Lawmakers, though, said with so many loopholes there is no way to determine just how many impaired truck drivers are on the roads today. Illegal drug use has been cited as a factor in 2 percent of all truck crashes government requires drug and alcohol testing for nearly all mass transportation workers, including commercial truck drivers.
The investigation of the private collection sites that offer drug testing found that 75 percent failed to secure their facilities from substances that could alter or dilute urine samples. Almost half failed to ask employees to empty their pockets, which could hide substances used to defeat the drug tests.
Such products with names like “Urineluck” and “The Whizzinator” are available over the Internet. Drug-free human urine can also be purchased in many locations and smuggled into testing sites.
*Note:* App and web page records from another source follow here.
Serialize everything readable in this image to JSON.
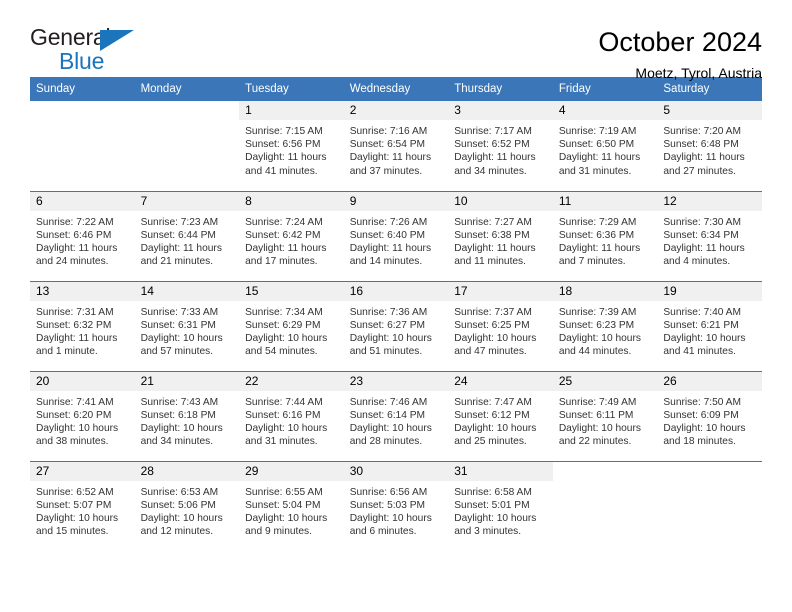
{
  "brand": {
    "name_top": "General",
    "name_bottom": "Blue",
    "accent_color": "#1b75bc"
  },
  "header": {
    "title": "October 2024",
    "subtitle": "Moetz, Tyrol, Austria"
  },
  "theme": {
    "header_row_bg": "#3a76b8",
    "daynum_bg": "#f0f0f0",
    "text_color": "#333333"
  },
  "weekday_headers": [
    "Sunday",
    "Monday",
    "Tuesday",
    "Wednesday",
    "Thursday",
    "Friday",
    "Saturday"
  ],
  "weeks": [
    [
      {
        "day": "",
        "sunrise": "",
        "sunset": "",
        "daylight_line1": "",
        "daylight_line2": ""
      },
      {
        "day": "",
        "sunrise": "",
        "sunset": "",
        "daylight_line1": "",
        "daylight_line2": ""
      },
      {
        "day": "1",
        "sunrise": "Sunrise: 7:15 AM",
        "sunset": "Sunset: 6:56 PM",
        "daylight_line1": "Daylight: 11 hours",
        "daylight_line2": "and 41 minutes."
      },
      {
        "day": "2",
        "sunrise": "Sunrise: 7:16 AM",
        "sunset": "Sunset: 6:54 PM",
        "daylight_line1": "Daylight: 11 hours",
        "daylight_line2": "and 37 minutes."
      },
      {
        "day": "3",
        "sunrise": "Sunrise: 7:17 AM",
        "sunset": "Sunset: 6:52 PM",
        "daylight_line1": "Daylight: 11 hours",
        "daylight_line2": "and 34 minutes."
      },
      {
        "day": "4",
        "sunrise": "Sunrise: 7:19 AM",
        "sunset": "Sunset: 6:50 PM",
        "daylight_line1": "Daylight: 11 hours",
        "daylight_line2": "and 31 minutes."
      },
      {
        "day": "5",
        "sunrise": "Sunrise: 7:20 AM",
        "sunset": "Sunset: 6:48 PM",
        "daylight_line1": "Daylight: 11 hours",
        "daylight_line2": "and 27 minutes."
      }
    ],
    [
      {
        "day": "6",
        "sunrise": "Sunrise: 7:22 AM",
        "sunset": "Sunset: 6:46 PM",
        "daylight_line1": "Daylight: 11 hours",
        "daylight_line2": "and 24 minutes."
      },
      {
        "day": "7",
        "sunrise": "Sunrise: 7:23 AM",
        "sunset": "Sunset: 6:44 PM",
        "daylight_line1": "Daylight: 11 hours",
        "daylight_line2": "and 21 minutes."
      },
      {
        "day": "8",
        "sunrise": "Sunrise: 7:24 AM",
        "sunset": "Sunset: 6:42 PM",
        "daylight_line1": "Daylight: 11 hours",
        "daylight_line2": "and 17 minutes."
      },
      {
        "day": "9",
        "sunrise": "Sunrise: 7:26 AM",
        "sunset": "Sunset: 6:40 PM",
        "daylight_line1": "Daylight: 11 hours",
        "daylight_line2": "and 14 minutes."
      },
      {
        "day": "10",
        "sunrise": "Sunrise: 7:27 AM",
        "sunset": "Sunset: 6:38 PM",
        "daylight_line1": "Daylight: 11 hours",
        "daylight_line2": "and 11 minutes."
      },
      {
        "day": "11",
        "sunrise": "Sunrise: 7:29 AM",
        "sunset": "Sunset: 6:36 PM",
        "daylight_line1": "Daylight: 11 hours",
        "daylight_line2": "and 7 minutes."
      },
      {
        "day": "12",
        "sunrise": "Sunrise: 7:30 AM",
        "sunset": "Sunset: 6:34 PM",
        "daylight_line1": "Daylight: 11 hours",
        "daylight_line2": "and 4 minutes."
      }
    ],
    [
      {
        "day": "13",
        "sunrise": "Sunrise: 7:31 AM",
        "sunset": "Sunset: 6:32 PM",
        "daylight_line1": "Daylight: 11 hours",
        "daylight_line2": "and 1 minute."
      },
      {
        "day": "14",
        "sunrise": "Sunrise: 7:33 AM",
        "sunset": "Sunset: 6:31 PM",
        "daylight_line1": "Daylight: 10 hours",
        "daylight_line2": "and 57 minutes."
      },
      {
        "day": "15",
        "sunrise": "Sunrise: 7:34 AM",
        "sunset": "Sunset: 6:29 PM",
        "daylight_line1": "Daylight: 10 hours",
        "daylight_line2": "and 54 minutes."
      },
      {
        "day": "16",
        "sunrise": "Sunrise: 7:36 AM",
        "sunset": "Sunset: 6:27 PM",
        "daylight_line1": "Daylight: 10 hours",
        "daylight_line2": "and 51 minutes."
      },
      {
        "day": "17",
        "sunrise": "Sunrise: 7:37 AM",
        "sunset": "Sunset: 6:25 PM",
        "daylight_line1": "Daylight: 10 hours",
        "daylight_line2": "and 47 minutes."
      },
      {
        "day": "18",
        "sunrise": "Sunrise: 7:39 AM",
        "sunset": "Sunset: 6:23 PM",
        "daylight_line1": "Daylight: 10 hours",
        "daylight_line2": "and 44 minutes."
      },
      {
        "day": "19",
        "sunrise": "Sunrise: 7:40 AM",
        "sunset": "Sunset: 6:21 PM",
        "daylight_line1": "Daylight: 10 hours",
        "daylight_line2": "and 41 minutes."
      }
    ],
    [
      {
        "day": "20",
        "sunrise": "Sunrise: 7:41 AM",
        "sunset": "Sunset: 6:20 PM",
        "daylight_line1": "Daylight: 10 hours",
        "daylight_line2": "and 38 minutes."
      },
      {
        "day": "21",
        "sunrise": "Sunrise: 7:43 AM",
        "sunset": "Sunset: 6:18 PM",
        "daylight_line1": "Daylight: 10 hours",
        "daylight_line2": "and 34 minutes."
      },
      {
        "day": "22",
        "sunrise": "Sunrise: 7:44 AM",
        "sunset": "Sunset: 6:16 PM",
        "daylight_line1": "Daylight: 10 hours",
        "daylight_line2": "and 31 minutes."
      },
      {
        "day": "23",
        "sunrise": "Sunrise: 7:46 AM",
        "sunset": "Sunset: 6:14 PM",
        "daylight_line1": "Daylight: 10 hours",
        "daylight_line2": "and 28 minutes."
      },
      {
        "day": "24",
        "sunrise": "Sunrise: 7:47 AM",
        "sunset": "Sunset: 6:12 PM",
        "daylight_line1": "Daylight: 10 hours",
        "daylight_line2": "and 25 minutes."
      },
      {
        "day": "25",
        "sunrise": "Sunrise: 7:49 AM",
        "sunset": "Sunset: 6:11 PM",
        "daylight_line1": "Daylight: 10 hours",
        "daylight_line2": "and 22 minutes."
      },
      {
        "day": "26",
        "sunrise": "Sunrise: 7:50 AM",
        "sunset": "Sunset: 6:09 PM",
        "daylight_line1": "Daylight: 10 hours",
        "daylight_line2": "and 18 minutes."
      }
    ],
    [
      {
        "day": "27",
        "sunrise": "Sunrise: 6:52 AM",
        "sunset": "Sunset: 5:07 PM",
        "daylight_line1": "Daylight: 10 hours",
        "daylight_line2": "and 15 minutes."
      },
      {
        "day": "28",
        "sunrise": "Sunrise: 6:53 AM",
        "sunset": "Sunset: 5:06 PM",
        "daylight_line1": "Daylight: 10 hours",
        "daylight_line2": "and 12 minutes."
      },
      {
        "day": "29",
        "sunrise": "Sunrise: 6:55 AM",
        "sunset": "Sunset: 5:04 PM",
        "daylight_line1": "Daylight: 10 hours",
        "daylight_line2": "and 9 minutes."
      },
      {
        "day": "30",
        "sunrise": "Sunrise: 6:56 AM",
        "sunset": "Sunset: 5:03 PM",
        "daylight_line1": "Daylight: 10 hours",
        "daylight_line2": "and 6 minutes."
      },
      {
        "day": "31",
        "sunrise": "Sunrise: 6:58 AM",
        "sunset": "Sunset: 5:01 PM",
        "daylight_line1": "Daylight: 10 hours",
        "daylight_line2": "and 3 minutes."
      },
      {
        "day": "",
        "sunrise": "",
        "sunset": "",
        "daylight_line1": "",
        "daylight_line2": ""
      },
      {
        "day": "",
        "sunrise": "",
        "sunset": "",
        "daylight_line1": "",
        "daylight_line2": ""
      }
    ]
  ]
}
Also, those who are not drug users may use fake driver’s licenses and take the tests for others, investigators found.
At all 24 sites surveyed, government investigators used bogus drivers licenses. Committee members said it was easy to see that drug users are consistently using products from the Internet to skirt the law.
“It’s one thing to go to a pop concert and use these drugs,” said Rep. James Oberstar, D-Minn. “It’s another thing to get behind the wheel of an 80,000-pound vehicle.”
With no centralized federal database of drivers who have failed drug tests, lawmakers and trucking industry officials said drug users can easily apply for a new job if a driver fails another company’s drug test. The “job hopping” can be fixed with congressional action, said Rep. John Boozman, R-Rogers, a member of the subcommittee. “We really do need a system where employers can very readily look and see where somebody’s been fired four times for drugs,” Boozman said. “I think that’s where Congress comes in. I think that would be very doable.”
An Arkansas law that takes effect Jan. 1 creates a statewide database that indicates positive drug and alcohol tests for holders of commercial driver’s licenses. Six other states have similar laws.
The American Trucking Association supports a national clearinghouse for test results, said Greer Woodruff, a member of the association’s safety policy committee and a senior vice president at Lowell-based J.B. Hunt Transport, Inc. Woodruff said he was convinced J.B. Hunt and other carriers are following federal regulations. He blamed “holes in the system” for drug users that go undetected.”The ATA recommended Congress consider a ban on the sale of substances that dilute or adulterate urine. With more than 12 million people subject to mandatory drug testing, each one using the products poses a serious safety concern, Woodruff said. The industry also called for more government oversight of collection sites and for rules that allow alternative drug testing methods, such as by hair or saliva.